Follow any instructions you are given on how to get ready. These include:
Follow any directions you’re given for not eating or drinking before the procedure.
Tell the technologist if you are or could be pregnant,or if you are breastfeeding.
Tell the technologist if you are allergic to X-ray dye (contrast medium) or other medicines.
Be sure your doctor knows about all medicines you take. You may be told to stop taking some or all of them before the test. This includes:
All prescription medicines
Over-the-counter medicines that don't need a prescription
Any street drugs you may use
Herbs, vitamins, kelp, seaweed, cough syrups, and other supplements
You will change into a hospital gown and lie on an X-ray table.
An IV (intravenous) line will be put into a vein. This is to give you fluids and medicines. You may be given medicine to help you relax and make you feel sleepy.
The skin on your stomach is cleaned. Medicine is put on the skin to numb it.
A needle is put into the liver. Contrast medium is injected into the ducts. This helps the duct system show clearly on X-rays.
A thin, flexible tube (catheter) is put in and moved into the liver. The radiologist uses X-ray or ultrasound pictures as a guide. He or she moves the catheter into the duct that needs to be drained.
Bile drains through the catheter out of your body. A bag is attached to the end of the catheter to collect the bile as it drains.
The catheter may be temporarily sutured or taped to your skin to keep it secure and prevent it from moving.
The radiologist may be able to use the catheter to clear the blockage during the procedure. In this case, a mesh tube (stent) may then be put in the duct to help keep it open. This allows the catheter to be taken out, usually at a later time.
A slight fever (1°F above your normal temperature) is normal for the first 24 hours after the procedure. If the fever lasts longer than 24 hours do what your health care provider
You will likely stay in the hospital overnight or longer.
Care for the catheter and drainage site as directed.
Talk with your health care provider about how long the catheter will need to stay in place.
Infection inside your body or at the insertion site
Bleeding at the insertion site
Leakage of bile into the abdomen
Liver injury and bleeding inside the liver. You may need a blood transfusion for this.
Problems because of contrast medium.

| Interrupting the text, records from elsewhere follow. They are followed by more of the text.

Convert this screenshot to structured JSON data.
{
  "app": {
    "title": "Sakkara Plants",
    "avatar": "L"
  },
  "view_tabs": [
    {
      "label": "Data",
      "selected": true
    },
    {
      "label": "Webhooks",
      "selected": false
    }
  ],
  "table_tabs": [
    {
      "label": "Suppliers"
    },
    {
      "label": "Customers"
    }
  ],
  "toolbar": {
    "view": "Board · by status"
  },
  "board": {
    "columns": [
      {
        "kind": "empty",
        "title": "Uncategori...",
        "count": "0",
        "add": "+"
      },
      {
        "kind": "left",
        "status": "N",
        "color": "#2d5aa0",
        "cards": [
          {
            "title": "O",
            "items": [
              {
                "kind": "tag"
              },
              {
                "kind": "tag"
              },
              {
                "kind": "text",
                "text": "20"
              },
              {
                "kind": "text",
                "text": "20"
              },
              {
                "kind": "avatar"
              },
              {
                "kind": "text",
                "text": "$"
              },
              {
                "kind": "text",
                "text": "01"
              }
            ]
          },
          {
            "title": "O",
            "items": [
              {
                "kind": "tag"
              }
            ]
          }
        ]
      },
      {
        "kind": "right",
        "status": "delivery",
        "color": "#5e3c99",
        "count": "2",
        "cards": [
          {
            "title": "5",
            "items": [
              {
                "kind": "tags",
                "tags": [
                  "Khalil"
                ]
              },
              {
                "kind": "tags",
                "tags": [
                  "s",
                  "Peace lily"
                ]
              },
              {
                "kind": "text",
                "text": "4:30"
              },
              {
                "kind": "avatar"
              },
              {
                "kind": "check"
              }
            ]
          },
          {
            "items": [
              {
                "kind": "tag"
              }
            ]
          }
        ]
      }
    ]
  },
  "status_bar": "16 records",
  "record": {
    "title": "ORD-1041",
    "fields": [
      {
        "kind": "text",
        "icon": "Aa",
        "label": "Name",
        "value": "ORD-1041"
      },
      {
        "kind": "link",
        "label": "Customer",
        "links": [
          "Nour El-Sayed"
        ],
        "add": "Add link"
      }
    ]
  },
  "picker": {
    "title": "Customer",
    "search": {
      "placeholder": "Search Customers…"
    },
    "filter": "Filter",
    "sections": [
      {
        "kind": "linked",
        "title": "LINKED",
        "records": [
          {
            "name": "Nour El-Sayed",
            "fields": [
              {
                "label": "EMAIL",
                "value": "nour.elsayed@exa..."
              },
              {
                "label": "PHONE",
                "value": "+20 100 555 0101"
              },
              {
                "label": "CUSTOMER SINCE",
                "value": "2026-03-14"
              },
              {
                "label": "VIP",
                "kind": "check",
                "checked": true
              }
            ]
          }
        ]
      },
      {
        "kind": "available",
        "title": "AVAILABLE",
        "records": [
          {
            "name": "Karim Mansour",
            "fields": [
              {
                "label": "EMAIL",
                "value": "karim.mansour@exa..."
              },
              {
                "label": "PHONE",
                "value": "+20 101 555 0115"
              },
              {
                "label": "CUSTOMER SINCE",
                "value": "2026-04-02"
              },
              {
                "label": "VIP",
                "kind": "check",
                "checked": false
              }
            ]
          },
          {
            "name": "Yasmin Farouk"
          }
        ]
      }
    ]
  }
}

These include allergic reaction or kidney damage.
Exposure to generally safe and low levels of X-ray radiation. This exposure is felt to be very low and usually this risk is far outweighed by the benefits of the study.